Cast: Ryan Gosling, George Clooney, Philip Seymour Hoffman, Paul Giamatti, Evan Rachel Wood, Marisa Tomei
Director: George Clooney
When a movie has been hyped as much as The Ides of March, it’s rather easy to get caught up in it all, and walk in with enormous expectations, determined to either love the movie or hate it. But, a lot of what one thinks of this movie depends on how little one knows of the plot. Since I tend to go in to watch most films with a tabula rasa – all I knew about this one was that it had something to do with a political campaign (no, not even who the candidate – if there was one – was) – I’ll try to reveal nothing of the plot, and certainly nothing of the twist that makes the movie what it is.
We meet Stephen Meyers (Ryan Gosling), the protégé of Paul Zara (Philip Seymour Hoffman), the senior campaign manager of a nominee for Democratic candidature to Presidency, as he’s doing a mic. test ahead of a speech Governor Mike Morris (George Clooney) is due to make.
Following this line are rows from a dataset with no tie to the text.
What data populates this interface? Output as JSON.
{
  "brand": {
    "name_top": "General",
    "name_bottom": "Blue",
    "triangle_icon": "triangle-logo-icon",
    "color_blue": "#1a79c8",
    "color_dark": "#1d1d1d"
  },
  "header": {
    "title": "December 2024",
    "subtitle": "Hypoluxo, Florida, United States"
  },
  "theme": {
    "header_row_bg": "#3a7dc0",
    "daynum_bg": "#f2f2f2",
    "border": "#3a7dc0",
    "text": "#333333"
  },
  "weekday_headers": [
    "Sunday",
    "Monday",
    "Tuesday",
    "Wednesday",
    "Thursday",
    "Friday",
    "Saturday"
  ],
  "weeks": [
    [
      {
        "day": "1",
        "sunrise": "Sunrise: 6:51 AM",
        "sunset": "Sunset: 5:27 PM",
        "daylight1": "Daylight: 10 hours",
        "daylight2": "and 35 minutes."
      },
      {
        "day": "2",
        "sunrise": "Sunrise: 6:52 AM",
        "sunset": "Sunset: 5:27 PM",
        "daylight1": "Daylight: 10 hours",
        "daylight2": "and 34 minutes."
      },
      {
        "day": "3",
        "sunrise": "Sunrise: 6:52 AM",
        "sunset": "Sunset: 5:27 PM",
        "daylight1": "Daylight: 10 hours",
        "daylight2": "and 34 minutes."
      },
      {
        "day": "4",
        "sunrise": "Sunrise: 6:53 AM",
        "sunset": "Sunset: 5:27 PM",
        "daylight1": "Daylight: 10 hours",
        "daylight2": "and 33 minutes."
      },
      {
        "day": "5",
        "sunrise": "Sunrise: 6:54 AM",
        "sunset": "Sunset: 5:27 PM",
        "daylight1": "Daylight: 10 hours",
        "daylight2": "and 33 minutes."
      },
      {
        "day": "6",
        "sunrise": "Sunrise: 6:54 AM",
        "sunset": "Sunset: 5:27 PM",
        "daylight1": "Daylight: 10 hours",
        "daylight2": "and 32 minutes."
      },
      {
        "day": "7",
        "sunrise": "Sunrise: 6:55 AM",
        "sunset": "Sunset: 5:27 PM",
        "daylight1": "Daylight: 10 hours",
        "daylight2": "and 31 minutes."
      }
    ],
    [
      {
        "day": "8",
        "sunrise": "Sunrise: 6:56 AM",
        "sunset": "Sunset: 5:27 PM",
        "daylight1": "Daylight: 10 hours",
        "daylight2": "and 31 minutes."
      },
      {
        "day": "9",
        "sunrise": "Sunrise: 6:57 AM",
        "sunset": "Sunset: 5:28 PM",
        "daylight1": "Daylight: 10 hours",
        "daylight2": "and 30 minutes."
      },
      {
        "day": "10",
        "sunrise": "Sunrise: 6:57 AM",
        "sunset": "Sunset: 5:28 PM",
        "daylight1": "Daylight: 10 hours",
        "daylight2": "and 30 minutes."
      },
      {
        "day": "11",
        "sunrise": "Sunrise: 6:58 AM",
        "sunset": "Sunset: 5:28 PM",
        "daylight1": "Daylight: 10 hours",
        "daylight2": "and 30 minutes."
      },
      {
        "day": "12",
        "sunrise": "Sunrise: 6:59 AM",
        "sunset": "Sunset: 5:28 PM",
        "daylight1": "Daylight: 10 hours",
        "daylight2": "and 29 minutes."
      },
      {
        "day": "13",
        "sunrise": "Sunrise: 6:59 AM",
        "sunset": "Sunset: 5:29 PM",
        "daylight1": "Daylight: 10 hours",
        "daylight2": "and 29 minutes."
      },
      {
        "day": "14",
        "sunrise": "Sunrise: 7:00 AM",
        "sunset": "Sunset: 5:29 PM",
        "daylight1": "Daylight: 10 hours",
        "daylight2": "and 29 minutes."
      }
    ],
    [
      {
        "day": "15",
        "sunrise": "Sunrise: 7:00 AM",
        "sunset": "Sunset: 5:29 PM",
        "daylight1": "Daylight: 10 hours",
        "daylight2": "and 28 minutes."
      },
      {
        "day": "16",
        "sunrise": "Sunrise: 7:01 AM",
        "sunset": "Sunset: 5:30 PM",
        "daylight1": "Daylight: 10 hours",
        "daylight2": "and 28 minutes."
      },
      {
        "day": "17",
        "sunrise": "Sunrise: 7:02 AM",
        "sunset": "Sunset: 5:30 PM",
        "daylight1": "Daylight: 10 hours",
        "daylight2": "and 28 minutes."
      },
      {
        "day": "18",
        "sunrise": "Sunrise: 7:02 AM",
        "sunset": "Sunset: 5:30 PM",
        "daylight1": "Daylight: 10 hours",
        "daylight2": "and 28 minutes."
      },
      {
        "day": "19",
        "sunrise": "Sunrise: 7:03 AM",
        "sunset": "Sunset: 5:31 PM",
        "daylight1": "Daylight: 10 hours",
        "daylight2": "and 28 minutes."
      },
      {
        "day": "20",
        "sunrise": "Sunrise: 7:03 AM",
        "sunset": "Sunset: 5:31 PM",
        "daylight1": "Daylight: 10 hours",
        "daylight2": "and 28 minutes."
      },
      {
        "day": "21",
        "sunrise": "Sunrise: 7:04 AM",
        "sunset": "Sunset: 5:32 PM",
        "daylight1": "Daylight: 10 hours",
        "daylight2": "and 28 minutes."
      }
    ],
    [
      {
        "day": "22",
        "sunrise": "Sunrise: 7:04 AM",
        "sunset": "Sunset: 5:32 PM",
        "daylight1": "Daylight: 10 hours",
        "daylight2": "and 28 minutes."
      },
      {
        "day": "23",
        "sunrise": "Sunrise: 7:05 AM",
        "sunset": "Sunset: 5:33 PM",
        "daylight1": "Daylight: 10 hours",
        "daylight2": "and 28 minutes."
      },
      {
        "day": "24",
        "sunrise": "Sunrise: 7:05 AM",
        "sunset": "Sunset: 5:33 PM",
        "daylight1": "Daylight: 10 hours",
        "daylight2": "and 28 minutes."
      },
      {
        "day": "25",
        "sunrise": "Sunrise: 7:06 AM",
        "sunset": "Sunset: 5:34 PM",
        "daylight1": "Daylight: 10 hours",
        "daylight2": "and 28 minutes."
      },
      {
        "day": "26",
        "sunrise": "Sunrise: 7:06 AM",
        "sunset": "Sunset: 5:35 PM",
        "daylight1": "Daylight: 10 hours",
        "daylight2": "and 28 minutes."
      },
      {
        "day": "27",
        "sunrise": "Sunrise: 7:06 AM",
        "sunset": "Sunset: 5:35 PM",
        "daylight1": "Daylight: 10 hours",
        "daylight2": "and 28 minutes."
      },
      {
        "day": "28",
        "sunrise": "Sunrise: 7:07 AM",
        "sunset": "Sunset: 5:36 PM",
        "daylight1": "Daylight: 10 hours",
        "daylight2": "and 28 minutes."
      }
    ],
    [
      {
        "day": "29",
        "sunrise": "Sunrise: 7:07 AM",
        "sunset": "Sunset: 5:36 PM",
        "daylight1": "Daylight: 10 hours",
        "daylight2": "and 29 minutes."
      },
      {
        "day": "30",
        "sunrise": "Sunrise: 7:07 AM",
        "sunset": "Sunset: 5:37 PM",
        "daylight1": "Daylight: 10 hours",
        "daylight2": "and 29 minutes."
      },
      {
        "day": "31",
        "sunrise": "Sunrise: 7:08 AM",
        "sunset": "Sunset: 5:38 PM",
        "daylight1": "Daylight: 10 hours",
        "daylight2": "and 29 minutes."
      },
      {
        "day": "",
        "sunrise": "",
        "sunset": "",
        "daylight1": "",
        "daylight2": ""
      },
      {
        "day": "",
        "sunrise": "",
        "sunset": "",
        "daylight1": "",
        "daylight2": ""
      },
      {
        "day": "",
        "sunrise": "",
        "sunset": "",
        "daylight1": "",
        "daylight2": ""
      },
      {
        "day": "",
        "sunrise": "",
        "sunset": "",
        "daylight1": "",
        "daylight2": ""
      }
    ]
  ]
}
This, and the last scene, which bears an eerie resemblance to The Godfather, tells you why Ryan Gosling’s the lead in this movie, and Clooney’s part of the supporting cast.
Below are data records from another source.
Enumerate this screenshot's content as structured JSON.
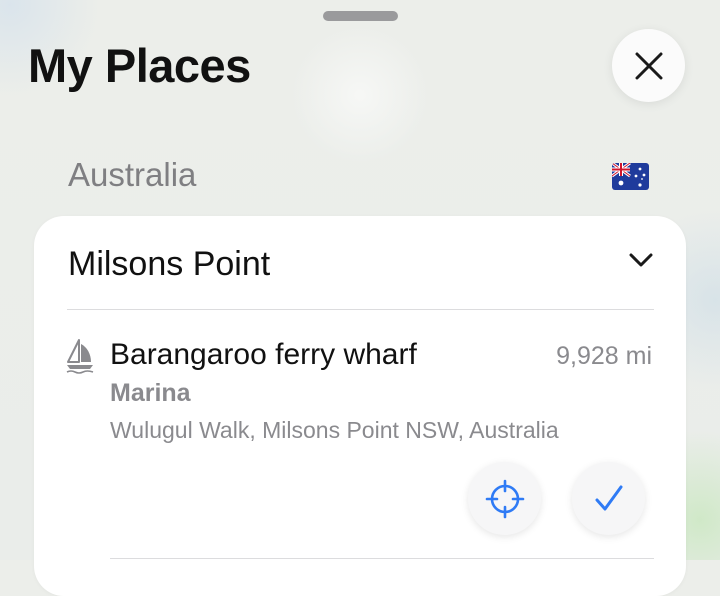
{
  "header": {
    "title": "My Places"
  },
  "close_button": {
    "icon": "close-icon"
  },
  "section": {
    "country": "Australia",
    "flag_icon": "australia-flag-icon"
  },
  "card": {
    "title": "Milsons Point",
    "expand_icon": "chevron-down-icon",
    "place": {
      "icon": "sailboat-icon",
      "name": "Barangaroo ferry wharf",
      "distance": "9,928 mi",
      "category": "Marina",
      "address": "Wulugul Walk, Milsons Point NSW, Australia"
    },
    "actions": {
      "locate_icon": "crosshair-icon",
      "confirm_icon": "checkmark-icon"
    }
  },
  "colors": {
    "accent": "#2f7bf5",
    "primary_text": "#111111",
    "secondary_text": "#8a8a8e",
    "card_background": "#ffffff"
  }
}
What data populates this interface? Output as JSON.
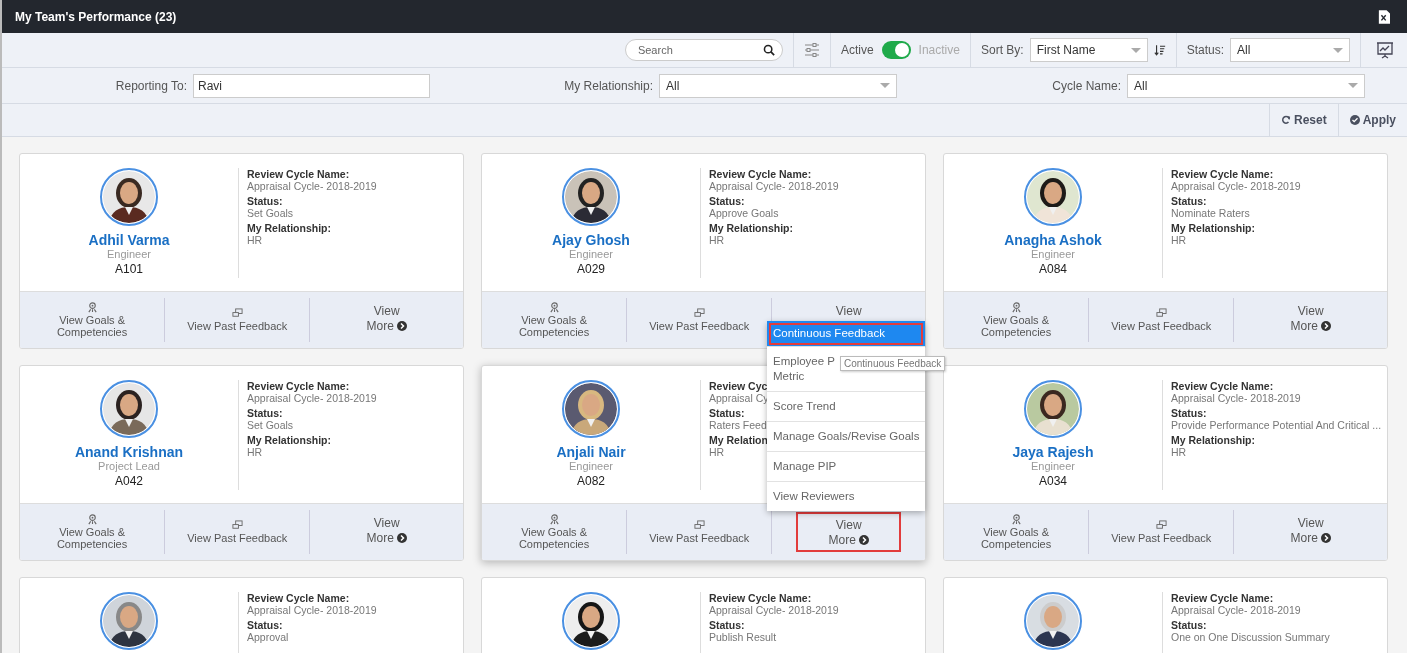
{
  "header": {
    "title": "My Team's Performance (23)"
  },
  "toolbar": {
    "search": {
      "placeholder": "Search"
    },
    "toggle": {
      "on_label": "Active",
      "off_label": "Inactive",
      "on": true
    },
    "sort_by": {
      "label": "Sort By:",
      "value": "First Name"
    },
    "status": {
      "label": "Status:",
      "value": "All"
    }
  },
  "filters": [
    {
      "label": "Reporting To:",
      "value": "Ravi",
      "kind": "text"
    },
    {
      "label": "My Relationship:",
      "value": "All",
      "kind": "select"
    },
    {
      "label": "Cycle Name:",
      "value": "All",
      "kind": "select"
    }
  ],
  "actions": [
    {
      "label": "Reset",
      "kind": "reset"
    },
    {
      "label": "Apply",
      "kind": "apply"
    }
  ],
  "cards": [
    {
      "name": "Adhil Varma",
      "role": "Engineer",
      "code": "A101",
      "fields": [
        {
          "label": "Review Cycle Name:",
          "value": "Appraisal Cycle- 2018-2019"
        },
        {
          "label": "Status:",
          "value": "Set Goals"
        },
        {
          "label": "My Relationship:",
          "value": "HR"
        }
      ],
      "goals": "View Goals & Competencies",
      "feedback": "View Past Feedback",
      "more_line_1": "View",
      "more_line_2": "More",
      "hovered": false,
      "more_highlighted": false
    },
    {
      "name": "Ajay Ghosh",
      "role": "Engineer",
      "code": "A029",
      "fields": [
        {
          "label": "Review Cycle Name:",
          "value": "Appraisal Cycle- 2018-2019"
        },
        {
          "label": "Status:",
          "value": "Approve Goals"
        },
        {
          "label": "My Relationship:",
          "value": "HR"
        }
      ],
      "goals": "View Goals & Competencies",
      "feedback": "View Past Feedback",
      "more_line_1": "View",
      "hovered": false,
      "more_highlighted": false
    },
    {
      "name": "Anagha Ashok",
      "role": "Engineer",
      "code": "A084",
      "fields": [
        {
          "label": "Review Cycle Name:",
          "value": "Appraisal Cycle- 2018-2019"
        },
        {
          "label": "Status:",
          "value": "Nominate Raters"
        },
        {
          "label": "My Relationship:",
          "value": "HR"
        }
      ],
      "goals": "View Goals & Competencies",
      "feedback": "View Past Feedback",
      "more_line_1": "View",
      "more_line_2": "More",
      "hovered": false,
      "more_highlighted": false
    },
    {
      "name": "Anand Krishnan",
      "role": "Project Lead",
      "code": "A042",
      "fields": [
        {
          "label": "Review Cycle Name:",
          "value": "Appraisal Cycle- 2018-2019"
        },
        {
          "label": "Status:",
          "value": "Set Goals"
        },
        {
          "label": "My Relationship:",
          "value": "HR"
        }
      ],
      "goals": "View Goals & Competencies",
      "feedback": "View Past Feedback",
      "more_line_1": "View",
      "more_line_2": "More",
      "hovered": false,
      "more_highlighted": false
    },
    {
      "name": "Anjali Nair",
      "role": "Engineer",
      "code": "A082",
      "fields": [
        {
          "label": "Review Cyc",
          "value": "Appraisal Cy"
        },
        {
          "label": "Status:",
          "value": "Raters Feed"
        },
        {
          "label": "My Relation",
          "value": "HR"
        }
      ],
      "goals": "View Goals & Competencies",
      "feedback": "View Past Feedback",
      "more_line_1": "View",
      "more_line_2": "More",
      "hovered": true,
      "more_highlighted": true
    },
    {
      "name": "Jaya Rajesh",
      "role": "Engineer",
      "code": "A034",
      "fields": [
        {
          "label": "Review Cycle Name:",
          "value": "Appraisal Cycle- 2018-2019"
        },
        {
          "label": "Status:",
          "value": "Provide Performance Potential And Critical ..."
        },
        {
          "label": "My Relationship:",
          "value": "HR"
        }
      ],
      "goals": "View Goals & Competencies",
      "feedback": "View Past Feedback",
      "more_line_1": "View",
      "more_line_2": "More",
      "hovered": false,
      "more_highlighted": false
    },
    {
      "fields": [
        {
          "label": "Review Cycle Name:",
          "value": "Appraisal Cycle- 2018-2019"
        },
        {
          "label": "Status:",
          "value": "Approval"
        }
      ],
      "hovered": false
    },
    {
      "fields": [
        {
          "label": "Review Cycle Name:",
          "value": "Appraisal Cycle- 2018-2019"
        },
        {
          "label": "Status:",
          "value": "Publish Result"
        }
      ],
      "hovered": false
    },
    {
      "fields": [
        {
          "label": "Review Cycle Name:",
          "value": "Appraisal Cycle- 2018-2019"
        },
        {
          "label": "Status:",
          "value": "One on One Discussion Summary"
        }
      ],
      "hovered": false
    }
  ],
  "menu": {
    "items": [
      {
        "label": "Continuous Feedback",
        "selected": true,
        "highlighted": true
      },
      {
        "label": "Employee P\nMetric",
        "selected": false,
        "highlighted": false
      },
      {
        "label": "Score Trend",
        "selected": false,
        "highlighted": false
      },
      {
        "label": "Manage Goals/Revise Goals",
        "selected": false,
        "highlighted": false
      },
      {
        "label": "Manage PIP",
        "selected": false,
        "highlighted": false
      },
      {
        "label": "View Reviewers",
        "selected": false,
        "highlighted": false
      }
    ]
  },
  "tooltip": {
    "text": "Continuous Feedback"
  }
}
Paul, a veteran of campaigns dating back to the time Stephen was born, believes he’s showing a greenhorn the ropes. The senior campaign manager of the other nominee for Democratic Presidential candidature, Tom Duffy (Paul Giamatti) believes Stephen can “play them along like pieces on a chessboard and make it look effortless”. Ida (Marisa Tomei), who may be the kitschiest portrayal of a political reporter on screen yet, believes Stephen can be poked and tapped. Molly (Evan Rachel Wood), the daughter of the President of the Democratic National Committee, believes she can get Stephen into bed. Stephen believes in Mike Morris.
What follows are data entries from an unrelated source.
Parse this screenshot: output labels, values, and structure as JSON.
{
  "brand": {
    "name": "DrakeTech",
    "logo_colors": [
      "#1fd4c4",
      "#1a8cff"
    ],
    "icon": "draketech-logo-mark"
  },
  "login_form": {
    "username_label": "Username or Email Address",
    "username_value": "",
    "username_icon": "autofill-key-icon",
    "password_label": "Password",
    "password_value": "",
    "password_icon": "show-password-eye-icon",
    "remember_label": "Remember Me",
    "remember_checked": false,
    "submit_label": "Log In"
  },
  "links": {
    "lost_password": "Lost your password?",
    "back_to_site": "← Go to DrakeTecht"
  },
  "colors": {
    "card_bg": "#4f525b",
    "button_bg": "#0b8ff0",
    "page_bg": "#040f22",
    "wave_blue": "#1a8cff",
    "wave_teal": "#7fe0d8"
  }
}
Gosling, who seems to have cemented his foothold in the dog-eats-dog genre of films, has the daunting task of portraying naïveté, ambition, rage, shock, disappointment, determination, and cunning in the space of a few minutes. For all his near mastery of stoic expression and understated acting, this rather gruelling ask has him overdoing the working of his mouth, to the extent it appears almost like a tic. But that is not to take anything away from him; these minor, but distracting, mannerisms are noticeable for the same reason that a tiny wrinkle in a silken scarf is made prominent by the flawlessness of its setting. Gosling looks engrossed as he observes a bumbling speech, supercilious as he directs Ben Harpen (Max Minghella) to do his bidding, and horrified as he realises just how big the league he’s playing in is, how far people will go to stay in it, and how much of a rookie he himself is.
George Clooney plays the kind of ruggedly handsome, über polished, smooth-talking, seemingly outspoken man whom everyone would like to see in the Oval Office. He holds forth on gun crime, charms an intelligent student with uncomfortable questions into giving him a gushing smile, offers a solution to terror – “you want to end terror, stop wanting their oil” – and shows the upstarts who’s boss, in the seclusion of a dark room.
Clooney has proved his worth as a director rather often in the past few years. Occasionally, though, there comes a blip that makes it seem less far-fetched that this guy once strutted around a candyfloss version of Gotham City in a bodysuit, accompanied by a multi-coloured, smooth-faced sidekick. One particular scene, involving rain on the windshield, teeters dangerously towards falling into maudlin, but is rescued by some formidable acting by Gosling.
Clooney has always been able to strike that elusive balance between what to show and what not to. And this is best illustrated by another scene involving a negotiation inside a car. There are several other instances of what appear to be coincidences, or irrelevant details – an uncanny resemblance in the clothes two characters wear, a jumble of words during a test speech, an aside during a conversation about career options post politics – assuming significance in retrospect.
In a film peppered with dialogues like “If you’re President of this country, you can start a war, you can cheat, you can lie, you can bankrupt the country, but you can’t fuck the interns”, there are some that get rather prematurely clever. Every now and then, there’s a gap in the logic that troubles the viewer and makes him or her itch with a niggling counterargument – in this case, it has to do with a discussion on making service to the country mandatory at the age of 18.
A twist or two in the plot may be obvious to the audience before it hits the character it affects, and that tends to make the reactions of that character border on hamming. Clooney needs very good actors to pull off most of his scripts and storylines, and in this case, he gets them. A better research team may have told him the plot had more in common with Henry VI than Julius Caesar, though. In which case, he should probably have called this one Warwick.
The cinematic appeal of the shots, the music performed by the London Symphony Orchestra, the testosterone-driven texture of the film, and guest appearances by familiar faces from American television news leave one with a surreal sense of straddling fiction and reality. And the story makes you wonder – especially if you happen to be driving back from a night show – whether, if you were to mow someone down on an unlit side street, you would stop and do the right thing, or drive away quickly; or, if it were raining and you spotted a man on crutches, struggling to hop over potholes, you would pull over and offer him a lift.